Heichal Aharon is a modern structure. Its central place in the city expresses itself with the names of Nahariya’s fallen in Israel’s conflicts prominently inscribed on the walls of the entrance hall. It is named after the city’s first major Ashkenazi communal religious leader, Rabbi Dr. Aharon Keller (d. 1998), who, like many of the city’s founders, was of German-Jewish origin and training. Though the services are Ashkenazi, they incorporate some customs, liturgical tunes and formal mannerisms that originate in pre-Holocaust Germany, reflecting the German-Jewish roots of the town as a whole, though these are rapidly fading almost to a vanishing point. For example, until recently, major Shabbat and festival services were always led by a professional cantor rather than by lay members of the congregation.
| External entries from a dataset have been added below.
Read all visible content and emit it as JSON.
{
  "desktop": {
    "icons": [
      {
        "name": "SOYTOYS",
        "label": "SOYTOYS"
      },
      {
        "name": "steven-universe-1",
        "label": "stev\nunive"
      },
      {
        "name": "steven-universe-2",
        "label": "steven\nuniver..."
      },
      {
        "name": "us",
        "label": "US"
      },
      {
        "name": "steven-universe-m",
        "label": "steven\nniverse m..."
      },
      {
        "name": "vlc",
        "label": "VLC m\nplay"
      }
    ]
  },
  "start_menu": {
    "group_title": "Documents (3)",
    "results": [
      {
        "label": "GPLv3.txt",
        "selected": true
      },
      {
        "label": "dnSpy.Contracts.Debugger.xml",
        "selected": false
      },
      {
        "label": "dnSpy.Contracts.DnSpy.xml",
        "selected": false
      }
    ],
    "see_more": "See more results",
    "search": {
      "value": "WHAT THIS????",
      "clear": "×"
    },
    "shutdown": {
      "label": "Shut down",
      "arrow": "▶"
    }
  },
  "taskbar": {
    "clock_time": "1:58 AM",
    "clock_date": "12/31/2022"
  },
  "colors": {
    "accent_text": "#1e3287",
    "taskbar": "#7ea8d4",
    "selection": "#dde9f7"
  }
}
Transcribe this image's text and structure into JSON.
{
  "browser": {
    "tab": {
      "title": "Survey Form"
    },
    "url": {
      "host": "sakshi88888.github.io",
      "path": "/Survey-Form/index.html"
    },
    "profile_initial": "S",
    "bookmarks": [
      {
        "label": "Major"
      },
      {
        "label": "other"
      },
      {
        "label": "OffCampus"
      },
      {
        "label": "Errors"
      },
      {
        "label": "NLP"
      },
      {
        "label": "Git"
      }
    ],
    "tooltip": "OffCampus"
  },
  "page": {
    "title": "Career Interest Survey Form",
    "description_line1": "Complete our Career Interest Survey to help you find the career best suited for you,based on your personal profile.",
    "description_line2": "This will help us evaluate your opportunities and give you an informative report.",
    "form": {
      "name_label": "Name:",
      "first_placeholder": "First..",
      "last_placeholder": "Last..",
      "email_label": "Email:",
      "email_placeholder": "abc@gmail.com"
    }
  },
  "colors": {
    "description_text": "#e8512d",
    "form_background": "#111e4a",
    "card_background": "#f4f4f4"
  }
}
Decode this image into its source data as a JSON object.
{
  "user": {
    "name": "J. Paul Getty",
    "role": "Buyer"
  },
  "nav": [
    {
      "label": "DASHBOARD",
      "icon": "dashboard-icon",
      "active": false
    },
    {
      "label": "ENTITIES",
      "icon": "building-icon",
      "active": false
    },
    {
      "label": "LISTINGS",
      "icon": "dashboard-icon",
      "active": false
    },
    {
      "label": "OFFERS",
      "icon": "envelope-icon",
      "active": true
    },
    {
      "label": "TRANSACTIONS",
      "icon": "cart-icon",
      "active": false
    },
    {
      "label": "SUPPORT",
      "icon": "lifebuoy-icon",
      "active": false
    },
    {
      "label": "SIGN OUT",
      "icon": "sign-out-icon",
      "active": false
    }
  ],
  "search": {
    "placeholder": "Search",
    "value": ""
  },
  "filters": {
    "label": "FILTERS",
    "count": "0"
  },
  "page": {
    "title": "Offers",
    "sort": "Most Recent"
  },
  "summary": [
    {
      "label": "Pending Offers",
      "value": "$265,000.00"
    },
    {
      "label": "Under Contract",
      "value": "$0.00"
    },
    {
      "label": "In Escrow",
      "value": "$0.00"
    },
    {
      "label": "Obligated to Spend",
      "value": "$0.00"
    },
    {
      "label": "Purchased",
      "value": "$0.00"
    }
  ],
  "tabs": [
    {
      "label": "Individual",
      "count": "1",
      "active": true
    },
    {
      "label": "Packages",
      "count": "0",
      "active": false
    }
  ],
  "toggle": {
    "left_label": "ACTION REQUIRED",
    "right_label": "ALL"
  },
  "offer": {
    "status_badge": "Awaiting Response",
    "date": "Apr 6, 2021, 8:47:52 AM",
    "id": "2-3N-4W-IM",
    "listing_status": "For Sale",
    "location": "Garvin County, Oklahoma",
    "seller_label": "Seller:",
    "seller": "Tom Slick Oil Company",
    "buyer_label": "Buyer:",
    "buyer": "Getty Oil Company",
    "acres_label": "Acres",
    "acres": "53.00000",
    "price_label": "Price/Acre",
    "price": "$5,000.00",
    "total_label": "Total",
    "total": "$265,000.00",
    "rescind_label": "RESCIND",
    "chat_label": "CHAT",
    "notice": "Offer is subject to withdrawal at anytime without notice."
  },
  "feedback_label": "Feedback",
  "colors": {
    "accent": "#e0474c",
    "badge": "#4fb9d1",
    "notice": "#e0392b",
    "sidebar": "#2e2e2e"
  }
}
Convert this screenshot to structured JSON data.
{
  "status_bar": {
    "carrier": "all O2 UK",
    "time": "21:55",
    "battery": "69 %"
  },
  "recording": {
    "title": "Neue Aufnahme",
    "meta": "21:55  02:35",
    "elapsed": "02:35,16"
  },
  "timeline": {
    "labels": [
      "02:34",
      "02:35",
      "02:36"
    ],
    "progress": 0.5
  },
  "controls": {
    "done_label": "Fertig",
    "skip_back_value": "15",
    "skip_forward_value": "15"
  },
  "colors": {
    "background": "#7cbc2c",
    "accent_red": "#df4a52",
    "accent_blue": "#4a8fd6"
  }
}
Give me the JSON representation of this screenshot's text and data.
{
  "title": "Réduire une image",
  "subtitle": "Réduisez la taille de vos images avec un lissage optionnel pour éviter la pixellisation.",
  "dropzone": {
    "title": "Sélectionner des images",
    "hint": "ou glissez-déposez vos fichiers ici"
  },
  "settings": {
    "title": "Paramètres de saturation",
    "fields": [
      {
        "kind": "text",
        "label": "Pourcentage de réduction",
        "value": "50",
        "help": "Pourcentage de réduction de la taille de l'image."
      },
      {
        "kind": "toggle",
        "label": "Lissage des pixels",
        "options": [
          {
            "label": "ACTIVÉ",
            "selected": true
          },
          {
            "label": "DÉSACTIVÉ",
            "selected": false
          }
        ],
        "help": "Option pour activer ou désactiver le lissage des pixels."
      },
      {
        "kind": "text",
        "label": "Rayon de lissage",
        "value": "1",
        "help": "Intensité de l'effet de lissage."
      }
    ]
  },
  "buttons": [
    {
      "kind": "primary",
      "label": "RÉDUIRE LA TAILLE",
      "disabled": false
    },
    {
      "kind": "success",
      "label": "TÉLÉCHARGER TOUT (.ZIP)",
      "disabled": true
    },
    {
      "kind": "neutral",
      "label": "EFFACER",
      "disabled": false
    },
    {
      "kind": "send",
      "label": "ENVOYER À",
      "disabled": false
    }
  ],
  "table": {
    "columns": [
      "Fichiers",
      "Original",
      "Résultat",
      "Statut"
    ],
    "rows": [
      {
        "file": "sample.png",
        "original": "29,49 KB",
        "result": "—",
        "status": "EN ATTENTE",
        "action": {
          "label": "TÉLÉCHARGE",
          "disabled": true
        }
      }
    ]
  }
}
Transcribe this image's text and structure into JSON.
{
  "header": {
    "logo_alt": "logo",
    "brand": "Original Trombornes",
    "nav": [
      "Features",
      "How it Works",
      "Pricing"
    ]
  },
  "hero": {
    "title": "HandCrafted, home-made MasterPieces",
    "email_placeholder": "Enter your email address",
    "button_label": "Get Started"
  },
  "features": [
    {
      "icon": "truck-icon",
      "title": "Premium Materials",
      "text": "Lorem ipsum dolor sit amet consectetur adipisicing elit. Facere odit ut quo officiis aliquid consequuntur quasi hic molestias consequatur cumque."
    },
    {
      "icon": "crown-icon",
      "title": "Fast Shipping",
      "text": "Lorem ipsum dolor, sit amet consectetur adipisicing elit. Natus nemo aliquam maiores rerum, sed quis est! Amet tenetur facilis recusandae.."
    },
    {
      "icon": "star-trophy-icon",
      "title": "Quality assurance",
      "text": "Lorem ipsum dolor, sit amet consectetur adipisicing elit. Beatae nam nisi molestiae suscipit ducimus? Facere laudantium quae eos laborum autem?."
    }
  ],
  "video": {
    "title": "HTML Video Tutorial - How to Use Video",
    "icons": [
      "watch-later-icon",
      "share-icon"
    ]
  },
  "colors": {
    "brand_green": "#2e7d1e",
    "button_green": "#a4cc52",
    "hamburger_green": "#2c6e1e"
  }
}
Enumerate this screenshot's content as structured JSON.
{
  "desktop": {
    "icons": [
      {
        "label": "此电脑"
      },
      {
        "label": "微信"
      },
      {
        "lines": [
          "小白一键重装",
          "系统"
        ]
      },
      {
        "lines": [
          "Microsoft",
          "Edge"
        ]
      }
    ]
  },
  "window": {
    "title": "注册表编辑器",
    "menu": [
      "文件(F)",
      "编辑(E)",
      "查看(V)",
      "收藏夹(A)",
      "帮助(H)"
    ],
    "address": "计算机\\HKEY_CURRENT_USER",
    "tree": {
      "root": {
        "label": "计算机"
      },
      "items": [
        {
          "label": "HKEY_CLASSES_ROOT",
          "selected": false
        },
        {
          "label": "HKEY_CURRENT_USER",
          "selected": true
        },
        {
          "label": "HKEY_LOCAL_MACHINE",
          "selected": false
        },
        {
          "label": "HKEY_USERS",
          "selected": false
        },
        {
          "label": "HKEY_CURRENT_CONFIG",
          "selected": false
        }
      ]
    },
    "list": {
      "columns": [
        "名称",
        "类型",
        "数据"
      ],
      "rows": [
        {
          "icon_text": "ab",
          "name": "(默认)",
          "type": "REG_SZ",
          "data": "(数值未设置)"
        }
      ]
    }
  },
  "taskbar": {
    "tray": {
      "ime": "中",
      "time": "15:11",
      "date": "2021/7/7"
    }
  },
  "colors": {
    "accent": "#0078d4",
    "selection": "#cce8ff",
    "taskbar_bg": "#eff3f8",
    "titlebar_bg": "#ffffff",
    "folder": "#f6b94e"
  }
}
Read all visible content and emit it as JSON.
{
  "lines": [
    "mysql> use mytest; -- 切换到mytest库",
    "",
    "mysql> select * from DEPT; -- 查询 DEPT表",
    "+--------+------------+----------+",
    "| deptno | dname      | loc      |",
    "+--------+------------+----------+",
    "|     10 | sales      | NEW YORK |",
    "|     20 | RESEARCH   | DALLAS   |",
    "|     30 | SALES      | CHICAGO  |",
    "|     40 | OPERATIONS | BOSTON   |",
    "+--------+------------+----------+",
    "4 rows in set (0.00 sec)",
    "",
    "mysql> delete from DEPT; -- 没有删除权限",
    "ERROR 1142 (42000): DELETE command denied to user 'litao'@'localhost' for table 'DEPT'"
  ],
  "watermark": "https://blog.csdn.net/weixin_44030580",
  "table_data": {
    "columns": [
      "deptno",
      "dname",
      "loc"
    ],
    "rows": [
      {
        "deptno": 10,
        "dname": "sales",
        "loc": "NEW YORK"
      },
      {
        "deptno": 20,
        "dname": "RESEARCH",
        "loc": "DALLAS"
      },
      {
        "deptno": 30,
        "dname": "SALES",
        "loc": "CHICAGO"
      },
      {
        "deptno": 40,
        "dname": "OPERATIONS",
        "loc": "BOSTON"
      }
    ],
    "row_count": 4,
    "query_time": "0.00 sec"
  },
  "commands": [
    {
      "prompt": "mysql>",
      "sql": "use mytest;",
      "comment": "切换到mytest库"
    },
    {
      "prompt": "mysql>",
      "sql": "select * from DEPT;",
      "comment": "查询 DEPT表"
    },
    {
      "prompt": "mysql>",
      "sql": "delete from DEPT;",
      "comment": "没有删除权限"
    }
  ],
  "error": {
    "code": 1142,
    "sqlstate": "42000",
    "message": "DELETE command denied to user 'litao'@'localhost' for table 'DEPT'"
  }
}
Also, as common in the Diaspora but almost unknown in Israel, Kiddush is inserted into the Friday night service before the concluding Aleinu prayer, though I have been told that the practice of giving the wine to the children ceased with COVID. Thus German-Jewish nuances have become more muted in not just the city but in the synagogue, with elderly regulars pointing at the newer born-and-bred Israeli yeshiva high-school generation having lost touch with the religious ways and customs of their forebears. 

 DUSK DESCENDS outside the Yitzhak Avinu Synagogue. (credit: JACOB SOLOMON) DUSK DESCENDS outside the Yitzhak Avinu Synagogue. (credit: JACOB SOLOMON)

In contrast to the Jews originating from Germany, the immigrant groups with Sephardi roots seemed to have done better in supporting their practices and customs. Yitzhak Avinu Synagogue at 5 Rotem St., south of the city center, is distinctly Moroccan in character (as are most of its members) rather than the more ubiquitous Israeli Sephardi. And not just in rites and customs, but in its beautifully elaborate interior décor. Marble frames the ark, with its symbols of the 12 tribes and the seven species of the Holy Land. And two golden stars flank the ark: the left one embracing the Jerusalem of the Temple era, and the right with the Knesset, the Jerusalem of today. 

Indeed, the majority of the synagogues in Nahariya are Sephardi, whose exteriors are typically plain on the outside but stunning within. Even those to whom that rite is unfamiliar should make a point of visiting one or two of their places of worship: with a special mention going to Beth Meir, north of the city center, at 8 Herzl St. With its lovingly crafted wood-paneled ark, the synagogue is superbly organized and takes pride in sincerely welcoming every person that drops in. On Shabbat, secular visitors frequently attend, attracted by the traditional yet relaxed and friendly atmosphere. 

Overall, Nahariya contains a wide spectrum of synagogues to explore, and the newcomer will not run out of them soon. Notwithstanding the ice cream parlors and walks along the seafront more readily associated with the city, synagogues are, as in other regions, a good low-key environment in which to connect with the city’s residents (as long as it’s not during the services). Plenty of Torah study goes on as well in the synagogue, the religious school and in the full-time Torah-study Yeshiva environment. 

I didn’t see any study groups advertised in English in contrast to the numerous ones in Jerusalem and Tel Aviv, but then the searcher may well come across some and, failing that, maybe start some!  ■